EDMUND BURKE, a philosopher and politician, distinguished over all men of his times for eloquence and political foresight, was born in 1730, in Dublin, where his father had an extended practice as an attorney. In 1744 Burke entered the university at Dublin. In February 1748, he graduated B.A. and in 1751, took his degree as Master of Arts.
Burke, when yet at the university, had achieved a local reputation for literary talent and eloquence. His first important publication was the celebrated Vindication of Natural Society, written in imitation and ridicule of the style and reasoning of Lord Bolingbroke, in which, with well concealed irony, he confuted his Lordship's views of society by a reductia ad absurdum. Soon after, in the same year, appeared his well known essay on the Sublime and Beautiful, which obtained a rapid popularity, and its writer soon found himself courted by the eminent men of his time.
To trace his career in parliament is more than the limits of this article will allow; it must suffice to state briefly that his parliamentary life extended from 1766 to 1794 without intermission; that after a career remarkable for the laboriousness, earnestness, and brilliancy with which every duty was discharged, and extending over nearly 30 years, he retired at last, receiving the thanks of the commons for his numerous public services, and rewarded by government, on the express request of his sovereign, with pensions amounting in all to 3700 pounds. As Paymaster of the Forces he, with a scrupulous regard to public economy, sacrificed all the perquisites of his office, exhibiting a severe integrity unexampled among public men.
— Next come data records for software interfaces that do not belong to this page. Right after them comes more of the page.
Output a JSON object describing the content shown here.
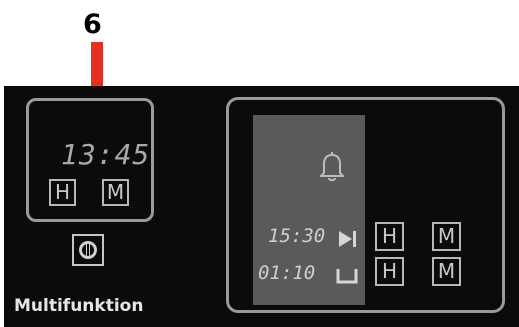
{
  "annotation": {
    "number": "6",
    "arrow_color": "#e53023"
  },
  "left_display": {
    "time": "13:45",
    "hours_key": "H",
    "minutes_key": "M",
    "power_icon": "power-icon",
    "mode_label": "Multifunktion"
  },
  "right_display": {
    "bell_icon": "bell-icon",
    "time_1": "15:30",
    "end_icon": "play-end-icon",
    "time_2": "01:10",
    "pot_icon": "pot-icon",
    "keys": {
      "h_top": "H",
      "m_top": "M",
      "h_bottom": "H",
      "m_bottom": "M"
    }
  },
  "colors": {
    "panel": "#0b0b0b",
    "frame": "#9a9a9a",
    "lcd": "#5a5a5a",
    "text": "#e6e6e6"
  }
}
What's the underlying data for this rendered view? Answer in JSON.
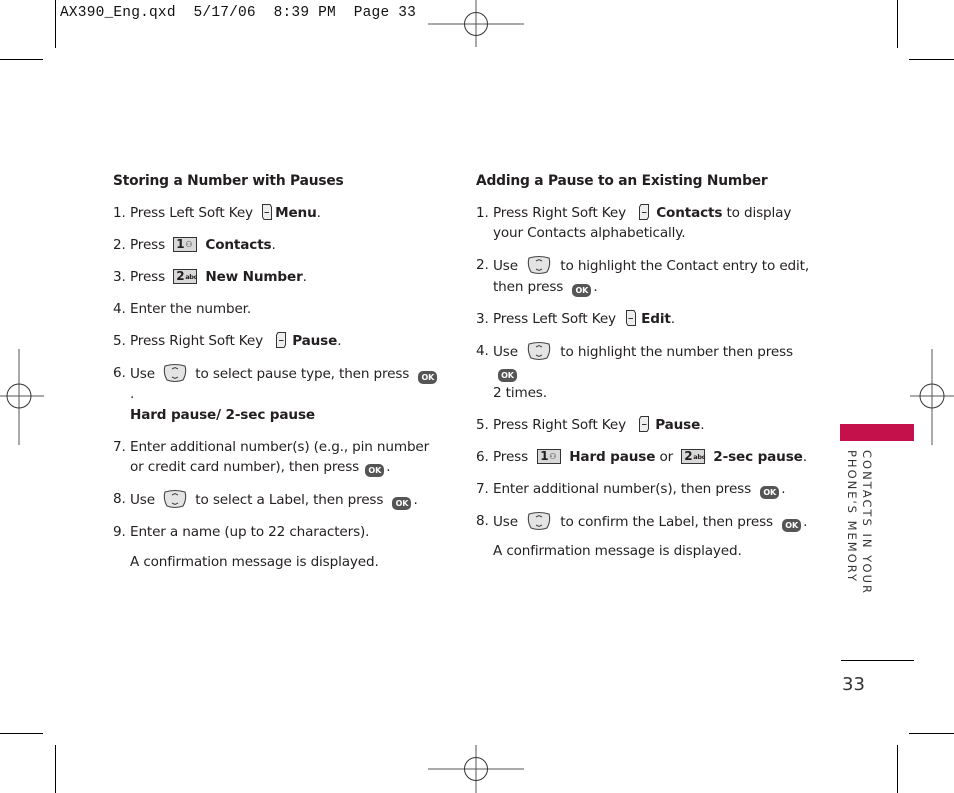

Towards America, he advocated a policy of justice and conciliation, which had it been adopted, would have averted the horrors of the War of Independence and retained the Colonies in amity to the mother-country; And to the advocacy of every cause which he espoused, he brought a capacity for patient research that was unlimited, and an eloquence that has never been transcended.
On the 13th of February 1785, he commenced his celebrated speech opening the trial of Warren Hastings, the most remarkable trial, perhaps, in the history of the world. This speech lasted over four days, and has been characterized as "a tempest of invective and eloquence." No idea can be conveyed of the effect which it produced. The trial lasted over seven years, and closed with another great and splended oration from Burke, lasting over nine days.
Burke died on the 9th of July, 1797, in his 68th year.